America in Wolfenstein II is complicit to the racism of the Nazis due to their beliefs being intertwined with our history. Not content to exist only behind us, this inherent discrimination continues to be active given the rise of the so-called “far-right” and blatant racism in figures like our current president. The white man, a majority of the population, has nothing to fear from a Nazi overhead when compared to the black, the queer, the Other, who already had restricted rights underneath a “free” America.
As for those born underneath Nazi rule, we are given Sigrun Engel, daughter of Irene Engel our central antagonist. Having turned on her mother due to Irene’s consistent verbal abuse towards Sigrun’s weight and diary entries, the Kreisau Circle welcomes her but doesn’t accept her. Members frequently call her a Nazi despite her protests. This boils over during BJ’s birthday party in which she confronts Grace over her Nazi labelling and overcomes her emotional connection to Bombate. She represents the hope that even those born under Nazi rule can break free and work against it. We even avoid predictable plot beats as Sigrun is not secretly feeding her mother information or betrays the Circle near the end.

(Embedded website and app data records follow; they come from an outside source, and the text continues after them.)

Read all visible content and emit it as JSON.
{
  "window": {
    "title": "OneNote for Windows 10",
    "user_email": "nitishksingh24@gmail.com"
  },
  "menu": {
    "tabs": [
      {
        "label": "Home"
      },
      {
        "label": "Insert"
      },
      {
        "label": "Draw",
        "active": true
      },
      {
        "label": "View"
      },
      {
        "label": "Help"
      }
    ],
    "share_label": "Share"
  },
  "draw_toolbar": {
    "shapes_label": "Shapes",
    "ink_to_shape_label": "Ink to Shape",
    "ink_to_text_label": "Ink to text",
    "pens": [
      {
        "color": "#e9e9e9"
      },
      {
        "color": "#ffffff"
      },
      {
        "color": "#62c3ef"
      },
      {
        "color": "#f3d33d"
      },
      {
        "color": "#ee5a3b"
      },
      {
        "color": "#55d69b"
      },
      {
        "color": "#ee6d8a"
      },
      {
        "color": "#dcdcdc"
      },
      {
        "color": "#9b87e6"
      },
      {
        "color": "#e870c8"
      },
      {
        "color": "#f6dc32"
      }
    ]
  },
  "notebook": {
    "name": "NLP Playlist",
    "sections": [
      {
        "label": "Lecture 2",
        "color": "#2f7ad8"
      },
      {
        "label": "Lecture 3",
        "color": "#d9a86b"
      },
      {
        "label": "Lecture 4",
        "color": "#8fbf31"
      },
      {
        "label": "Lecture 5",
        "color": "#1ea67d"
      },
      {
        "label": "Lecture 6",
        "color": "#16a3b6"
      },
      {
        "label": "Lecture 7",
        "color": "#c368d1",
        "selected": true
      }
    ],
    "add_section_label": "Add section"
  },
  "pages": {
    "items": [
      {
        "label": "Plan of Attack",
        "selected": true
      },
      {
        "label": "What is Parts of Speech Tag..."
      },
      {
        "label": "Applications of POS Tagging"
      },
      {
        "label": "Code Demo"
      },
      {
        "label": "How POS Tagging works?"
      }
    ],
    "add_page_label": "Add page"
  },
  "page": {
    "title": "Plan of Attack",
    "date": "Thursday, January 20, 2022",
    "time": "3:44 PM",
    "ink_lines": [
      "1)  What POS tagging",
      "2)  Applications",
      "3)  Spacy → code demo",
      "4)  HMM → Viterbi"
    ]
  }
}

Ultimately, you take revenge on Engel after she has killed Caroline during the introduction, steals a family ring meant for Anya, and mocks you after murdering Super Spesh. After taking over her Ausmerzer fortress in a frustrating shootout, the Circle confronts Engel at a talk show where you hack off her arm before delivering the fatal blow to her head. No matter the timeline, members of the Circle deliver what is meant to be a rousing speech to those watching the television broadcast, but any emotion is swiftly eliminated by the end credits song: a horrible cover of We’re Not Going to Take It.